• **What is being asked**
What is needed is a copy of each line in the listing that contains "local".

• **Given records**
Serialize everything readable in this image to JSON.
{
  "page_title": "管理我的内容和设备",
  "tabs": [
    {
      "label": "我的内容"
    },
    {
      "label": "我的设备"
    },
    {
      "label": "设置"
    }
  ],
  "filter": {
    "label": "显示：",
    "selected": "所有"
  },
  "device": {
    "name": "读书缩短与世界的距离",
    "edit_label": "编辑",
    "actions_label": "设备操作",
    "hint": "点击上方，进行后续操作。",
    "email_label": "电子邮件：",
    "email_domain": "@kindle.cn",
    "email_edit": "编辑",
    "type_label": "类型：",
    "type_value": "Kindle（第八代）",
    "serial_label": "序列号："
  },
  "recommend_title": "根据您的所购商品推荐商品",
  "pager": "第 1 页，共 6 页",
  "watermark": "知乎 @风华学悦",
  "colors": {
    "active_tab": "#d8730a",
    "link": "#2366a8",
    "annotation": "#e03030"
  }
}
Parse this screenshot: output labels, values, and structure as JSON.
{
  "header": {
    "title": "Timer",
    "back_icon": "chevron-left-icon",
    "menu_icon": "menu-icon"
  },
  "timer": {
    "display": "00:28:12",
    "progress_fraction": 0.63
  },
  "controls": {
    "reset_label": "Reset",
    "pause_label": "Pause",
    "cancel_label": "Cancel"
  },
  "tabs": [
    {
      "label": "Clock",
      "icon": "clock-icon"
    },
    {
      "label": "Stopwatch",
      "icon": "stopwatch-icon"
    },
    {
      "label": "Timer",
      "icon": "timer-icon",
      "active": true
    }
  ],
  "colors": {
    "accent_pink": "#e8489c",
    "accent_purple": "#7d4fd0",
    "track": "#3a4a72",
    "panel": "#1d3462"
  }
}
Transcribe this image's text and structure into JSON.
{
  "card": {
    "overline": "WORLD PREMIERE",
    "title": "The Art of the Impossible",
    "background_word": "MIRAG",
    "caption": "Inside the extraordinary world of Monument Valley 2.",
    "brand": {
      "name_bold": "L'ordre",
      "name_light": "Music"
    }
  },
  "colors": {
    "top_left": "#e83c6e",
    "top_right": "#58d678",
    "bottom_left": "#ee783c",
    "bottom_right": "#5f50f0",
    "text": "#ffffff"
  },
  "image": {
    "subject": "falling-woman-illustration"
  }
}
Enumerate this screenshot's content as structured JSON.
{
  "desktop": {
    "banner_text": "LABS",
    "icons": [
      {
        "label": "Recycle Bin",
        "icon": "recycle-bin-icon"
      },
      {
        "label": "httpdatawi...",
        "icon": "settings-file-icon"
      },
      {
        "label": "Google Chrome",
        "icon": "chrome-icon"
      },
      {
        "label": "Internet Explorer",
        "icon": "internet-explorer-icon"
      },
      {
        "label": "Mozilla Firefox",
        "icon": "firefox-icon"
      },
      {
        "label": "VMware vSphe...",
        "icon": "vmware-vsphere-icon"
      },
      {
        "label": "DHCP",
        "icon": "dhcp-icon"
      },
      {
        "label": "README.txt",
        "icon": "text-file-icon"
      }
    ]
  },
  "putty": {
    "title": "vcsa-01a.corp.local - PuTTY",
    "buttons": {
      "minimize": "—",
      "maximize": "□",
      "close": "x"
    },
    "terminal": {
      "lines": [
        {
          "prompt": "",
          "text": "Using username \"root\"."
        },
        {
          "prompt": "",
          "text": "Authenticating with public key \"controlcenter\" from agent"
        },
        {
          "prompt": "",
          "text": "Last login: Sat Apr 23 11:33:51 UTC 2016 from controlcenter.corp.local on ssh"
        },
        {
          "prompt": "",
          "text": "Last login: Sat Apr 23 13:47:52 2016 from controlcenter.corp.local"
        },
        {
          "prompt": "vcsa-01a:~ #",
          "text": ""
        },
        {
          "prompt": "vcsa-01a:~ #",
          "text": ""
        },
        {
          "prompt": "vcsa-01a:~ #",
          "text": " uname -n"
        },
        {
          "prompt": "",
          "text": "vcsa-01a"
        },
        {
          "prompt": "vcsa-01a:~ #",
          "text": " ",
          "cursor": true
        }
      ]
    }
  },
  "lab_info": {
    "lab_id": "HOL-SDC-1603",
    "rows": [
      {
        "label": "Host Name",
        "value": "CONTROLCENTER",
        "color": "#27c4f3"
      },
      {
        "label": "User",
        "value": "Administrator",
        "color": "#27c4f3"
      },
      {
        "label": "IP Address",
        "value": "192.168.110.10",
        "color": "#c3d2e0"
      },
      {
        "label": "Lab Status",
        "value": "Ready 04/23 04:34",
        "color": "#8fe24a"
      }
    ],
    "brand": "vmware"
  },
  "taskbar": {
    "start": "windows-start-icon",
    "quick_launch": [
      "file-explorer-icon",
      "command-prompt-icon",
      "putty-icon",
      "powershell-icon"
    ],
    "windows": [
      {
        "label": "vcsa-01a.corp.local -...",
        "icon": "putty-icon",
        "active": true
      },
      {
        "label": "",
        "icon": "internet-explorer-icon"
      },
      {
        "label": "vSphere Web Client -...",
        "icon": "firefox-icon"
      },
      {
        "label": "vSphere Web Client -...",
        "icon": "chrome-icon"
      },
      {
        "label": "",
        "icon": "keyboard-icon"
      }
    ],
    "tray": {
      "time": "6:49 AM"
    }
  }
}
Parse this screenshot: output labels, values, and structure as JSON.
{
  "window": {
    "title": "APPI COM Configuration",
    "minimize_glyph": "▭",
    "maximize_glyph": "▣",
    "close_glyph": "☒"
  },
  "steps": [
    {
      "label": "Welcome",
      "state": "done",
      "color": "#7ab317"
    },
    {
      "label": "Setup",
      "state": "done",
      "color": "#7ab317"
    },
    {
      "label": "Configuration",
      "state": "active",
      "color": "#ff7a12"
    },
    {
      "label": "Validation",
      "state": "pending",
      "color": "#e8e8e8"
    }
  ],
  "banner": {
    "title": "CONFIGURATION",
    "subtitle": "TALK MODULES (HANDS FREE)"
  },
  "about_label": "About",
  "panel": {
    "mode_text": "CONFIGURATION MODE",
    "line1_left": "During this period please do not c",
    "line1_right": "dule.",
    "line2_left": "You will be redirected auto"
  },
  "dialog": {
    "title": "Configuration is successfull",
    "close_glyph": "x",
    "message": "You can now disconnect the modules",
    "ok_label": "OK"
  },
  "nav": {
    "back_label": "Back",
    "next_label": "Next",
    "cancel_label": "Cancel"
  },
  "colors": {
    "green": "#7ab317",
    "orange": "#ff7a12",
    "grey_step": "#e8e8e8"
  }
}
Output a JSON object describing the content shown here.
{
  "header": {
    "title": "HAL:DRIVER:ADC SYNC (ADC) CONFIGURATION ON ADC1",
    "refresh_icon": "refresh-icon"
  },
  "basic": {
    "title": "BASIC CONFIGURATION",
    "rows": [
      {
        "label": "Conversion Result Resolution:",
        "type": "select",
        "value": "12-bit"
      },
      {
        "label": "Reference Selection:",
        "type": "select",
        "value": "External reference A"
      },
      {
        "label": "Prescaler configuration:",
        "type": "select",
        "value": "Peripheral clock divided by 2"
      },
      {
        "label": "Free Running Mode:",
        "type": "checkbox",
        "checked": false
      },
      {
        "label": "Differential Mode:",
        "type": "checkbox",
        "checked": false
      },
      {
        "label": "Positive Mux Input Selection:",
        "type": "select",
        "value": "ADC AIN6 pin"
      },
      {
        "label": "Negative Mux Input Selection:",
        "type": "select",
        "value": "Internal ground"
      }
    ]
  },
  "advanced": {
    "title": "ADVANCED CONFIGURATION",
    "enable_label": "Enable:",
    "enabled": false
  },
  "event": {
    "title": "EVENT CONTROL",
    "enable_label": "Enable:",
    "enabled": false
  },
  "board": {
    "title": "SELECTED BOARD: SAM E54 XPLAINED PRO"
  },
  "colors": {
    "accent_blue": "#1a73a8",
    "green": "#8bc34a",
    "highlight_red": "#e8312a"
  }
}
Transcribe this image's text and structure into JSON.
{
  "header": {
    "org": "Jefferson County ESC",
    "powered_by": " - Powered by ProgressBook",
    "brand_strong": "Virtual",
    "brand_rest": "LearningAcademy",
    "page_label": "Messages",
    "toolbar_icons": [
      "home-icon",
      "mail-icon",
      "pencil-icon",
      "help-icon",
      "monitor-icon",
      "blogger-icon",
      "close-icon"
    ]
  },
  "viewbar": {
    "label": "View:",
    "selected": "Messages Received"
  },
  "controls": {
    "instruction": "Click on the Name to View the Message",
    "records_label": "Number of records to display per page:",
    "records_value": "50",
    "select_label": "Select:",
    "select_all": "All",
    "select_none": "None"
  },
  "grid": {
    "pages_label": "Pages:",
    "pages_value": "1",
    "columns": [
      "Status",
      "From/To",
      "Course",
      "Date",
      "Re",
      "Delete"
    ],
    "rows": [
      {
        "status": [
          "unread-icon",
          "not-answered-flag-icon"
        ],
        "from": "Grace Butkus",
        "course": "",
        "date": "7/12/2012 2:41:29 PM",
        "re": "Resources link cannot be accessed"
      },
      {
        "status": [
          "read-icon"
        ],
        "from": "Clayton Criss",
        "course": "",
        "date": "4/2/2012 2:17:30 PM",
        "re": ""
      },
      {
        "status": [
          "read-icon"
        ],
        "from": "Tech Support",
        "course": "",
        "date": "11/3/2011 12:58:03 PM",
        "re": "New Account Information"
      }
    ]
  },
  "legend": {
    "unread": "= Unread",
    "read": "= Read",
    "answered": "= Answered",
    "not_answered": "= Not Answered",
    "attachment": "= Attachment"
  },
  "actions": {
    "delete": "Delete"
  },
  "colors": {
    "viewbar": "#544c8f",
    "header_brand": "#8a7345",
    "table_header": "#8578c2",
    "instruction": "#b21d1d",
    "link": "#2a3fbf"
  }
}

• **The completed task**
    "title": "vcsa-01a.corp.local - PuTTY",
          "text": "Last login: Sat Apr 23 11:33:51 UTC 2016 from controlcenter.corp.local on ssh"
          "text": "Last login: Sat Apr 23 13:47:52 2016 from controlcenter.corp.local"
        "label": "vcsa-01a.corp.local -...",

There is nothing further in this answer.